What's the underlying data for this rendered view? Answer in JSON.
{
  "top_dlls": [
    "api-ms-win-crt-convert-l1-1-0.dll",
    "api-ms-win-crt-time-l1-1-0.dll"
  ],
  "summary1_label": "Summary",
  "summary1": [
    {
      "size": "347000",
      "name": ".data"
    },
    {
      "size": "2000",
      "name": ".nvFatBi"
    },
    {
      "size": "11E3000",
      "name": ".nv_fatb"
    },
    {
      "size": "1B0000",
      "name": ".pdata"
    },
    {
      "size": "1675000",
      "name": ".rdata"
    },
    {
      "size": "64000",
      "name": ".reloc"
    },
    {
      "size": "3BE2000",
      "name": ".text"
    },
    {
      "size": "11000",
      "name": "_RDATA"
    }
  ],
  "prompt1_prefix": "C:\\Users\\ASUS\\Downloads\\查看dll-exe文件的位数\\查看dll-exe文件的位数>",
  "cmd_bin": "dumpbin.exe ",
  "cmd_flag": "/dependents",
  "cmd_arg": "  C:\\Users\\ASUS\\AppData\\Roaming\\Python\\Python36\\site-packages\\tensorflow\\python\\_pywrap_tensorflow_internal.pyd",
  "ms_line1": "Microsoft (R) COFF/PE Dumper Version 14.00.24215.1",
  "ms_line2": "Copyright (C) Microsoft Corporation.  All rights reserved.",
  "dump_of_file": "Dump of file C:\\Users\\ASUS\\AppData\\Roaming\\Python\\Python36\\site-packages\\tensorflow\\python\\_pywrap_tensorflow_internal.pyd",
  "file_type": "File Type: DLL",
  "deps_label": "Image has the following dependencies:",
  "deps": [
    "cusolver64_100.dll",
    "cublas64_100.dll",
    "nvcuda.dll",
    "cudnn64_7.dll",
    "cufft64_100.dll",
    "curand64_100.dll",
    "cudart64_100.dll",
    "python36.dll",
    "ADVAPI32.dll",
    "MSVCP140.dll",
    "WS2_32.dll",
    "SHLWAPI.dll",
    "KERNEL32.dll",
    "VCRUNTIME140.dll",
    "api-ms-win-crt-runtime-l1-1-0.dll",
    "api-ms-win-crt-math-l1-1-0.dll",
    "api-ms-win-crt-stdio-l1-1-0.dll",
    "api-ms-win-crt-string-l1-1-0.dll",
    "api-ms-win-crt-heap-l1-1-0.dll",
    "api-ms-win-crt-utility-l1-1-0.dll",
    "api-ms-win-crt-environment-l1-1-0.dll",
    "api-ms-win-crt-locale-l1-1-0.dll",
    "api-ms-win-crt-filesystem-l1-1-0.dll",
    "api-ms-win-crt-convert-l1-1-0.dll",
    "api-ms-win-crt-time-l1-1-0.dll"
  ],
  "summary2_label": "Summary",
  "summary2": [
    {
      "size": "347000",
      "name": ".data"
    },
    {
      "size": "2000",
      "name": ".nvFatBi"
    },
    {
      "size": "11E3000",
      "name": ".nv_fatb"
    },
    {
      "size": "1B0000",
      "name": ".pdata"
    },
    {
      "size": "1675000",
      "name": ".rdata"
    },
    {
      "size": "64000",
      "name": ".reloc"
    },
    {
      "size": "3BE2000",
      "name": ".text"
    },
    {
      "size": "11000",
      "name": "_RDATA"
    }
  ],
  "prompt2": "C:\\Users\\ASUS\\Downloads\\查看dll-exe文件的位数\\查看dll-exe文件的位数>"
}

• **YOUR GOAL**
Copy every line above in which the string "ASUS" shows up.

• **TASK SOLUTION**
  "prompt1_prefix": "C:\\Users\\ASUS\\Downloads\\查看dll-exe文件的位数\\查看dll-exe文件的位数>",
  "cmd_arg": "  C:\\Users\\ASUS\\AppData\\Roaming\\Python\\Python36\\site-packages\\tensorflow\\python\\_pywrap_tensorflow_internal.pyd",
  "dump_of_file": "Dump of file C:\\Users\\ASUS\\AppData\\Roaming\\Python\\Python36\\site-packages\\tensorflow\\python\\_pywrap_tensorflow_internal.pyd",
  "prompt2": "C:\\Users\\ASUS\\Downloads\\查看dll-exe文件的位数\\查看dll-exe文件的位数>"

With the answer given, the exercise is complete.